**AIM OF THE TASK:** Gather all lines with "icon" from the records.

**THE DATA:**

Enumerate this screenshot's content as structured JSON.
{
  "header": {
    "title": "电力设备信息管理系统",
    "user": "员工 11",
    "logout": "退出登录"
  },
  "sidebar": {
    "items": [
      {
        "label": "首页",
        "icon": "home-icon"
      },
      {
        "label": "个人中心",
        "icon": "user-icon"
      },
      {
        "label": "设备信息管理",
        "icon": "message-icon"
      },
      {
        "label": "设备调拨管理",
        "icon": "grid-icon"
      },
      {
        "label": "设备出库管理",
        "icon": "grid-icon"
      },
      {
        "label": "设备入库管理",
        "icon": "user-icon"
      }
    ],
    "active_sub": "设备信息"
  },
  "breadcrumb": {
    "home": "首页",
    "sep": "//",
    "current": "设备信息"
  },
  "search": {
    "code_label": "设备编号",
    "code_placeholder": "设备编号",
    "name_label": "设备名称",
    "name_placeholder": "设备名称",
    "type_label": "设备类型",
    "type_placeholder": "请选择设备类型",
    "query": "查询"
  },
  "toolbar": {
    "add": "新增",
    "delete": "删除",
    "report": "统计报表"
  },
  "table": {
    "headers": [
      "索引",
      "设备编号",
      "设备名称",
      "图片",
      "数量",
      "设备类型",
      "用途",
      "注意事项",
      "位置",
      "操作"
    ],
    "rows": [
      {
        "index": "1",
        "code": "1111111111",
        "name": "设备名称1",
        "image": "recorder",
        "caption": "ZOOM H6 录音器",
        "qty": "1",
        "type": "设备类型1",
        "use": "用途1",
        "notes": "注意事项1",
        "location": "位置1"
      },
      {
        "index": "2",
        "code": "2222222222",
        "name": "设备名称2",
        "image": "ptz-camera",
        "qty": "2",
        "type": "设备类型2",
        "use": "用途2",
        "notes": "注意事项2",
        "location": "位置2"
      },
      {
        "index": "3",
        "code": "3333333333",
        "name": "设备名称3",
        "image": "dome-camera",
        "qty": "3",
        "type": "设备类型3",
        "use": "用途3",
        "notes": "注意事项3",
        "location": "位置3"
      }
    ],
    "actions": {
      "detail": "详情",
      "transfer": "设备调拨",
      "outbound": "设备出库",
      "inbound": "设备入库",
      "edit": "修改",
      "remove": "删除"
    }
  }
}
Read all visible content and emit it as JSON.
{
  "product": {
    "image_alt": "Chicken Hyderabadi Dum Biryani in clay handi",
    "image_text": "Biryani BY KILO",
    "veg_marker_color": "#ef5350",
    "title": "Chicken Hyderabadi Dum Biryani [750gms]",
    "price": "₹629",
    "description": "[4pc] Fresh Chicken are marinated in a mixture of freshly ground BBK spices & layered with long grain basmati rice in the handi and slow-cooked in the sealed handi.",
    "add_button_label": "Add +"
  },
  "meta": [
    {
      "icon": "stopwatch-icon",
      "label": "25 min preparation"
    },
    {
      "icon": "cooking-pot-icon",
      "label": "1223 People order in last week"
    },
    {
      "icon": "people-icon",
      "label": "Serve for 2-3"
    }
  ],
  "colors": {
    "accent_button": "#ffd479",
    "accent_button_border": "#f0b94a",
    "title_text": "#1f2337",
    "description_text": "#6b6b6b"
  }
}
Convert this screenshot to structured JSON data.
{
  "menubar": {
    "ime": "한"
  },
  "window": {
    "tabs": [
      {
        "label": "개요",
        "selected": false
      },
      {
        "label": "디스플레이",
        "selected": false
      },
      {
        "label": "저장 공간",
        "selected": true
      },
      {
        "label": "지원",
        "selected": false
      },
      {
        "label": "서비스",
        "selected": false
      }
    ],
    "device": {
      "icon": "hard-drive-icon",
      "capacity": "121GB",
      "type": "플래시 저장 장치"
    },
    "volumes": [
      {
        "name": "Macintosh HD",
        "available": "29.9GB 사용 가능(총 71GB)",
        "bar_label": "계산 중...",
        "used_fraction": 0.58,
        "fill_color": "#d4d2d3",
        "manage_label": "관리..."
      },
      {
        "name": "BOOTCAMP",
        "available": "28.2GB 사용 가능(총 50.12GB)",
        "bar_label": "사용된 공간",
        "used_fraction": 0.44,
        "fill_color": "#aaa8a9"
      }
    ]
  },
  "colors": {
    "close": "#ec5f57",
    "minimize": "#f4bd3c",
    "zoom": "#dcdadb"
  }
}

**SOLVED PROBLEM:**
        "icon": "home-icon"
        "icon": "user-icon"
        "icon": "message-icon"
        "icon": "grid-icon"
        "icon": "grid-icon"
        "icon": "user-icon"
      "icon": "stopwatch-icon",
      "icon": "cooking-pot-icon",
      "icon": "people-icon",
      "icon": "hard-drive-icon",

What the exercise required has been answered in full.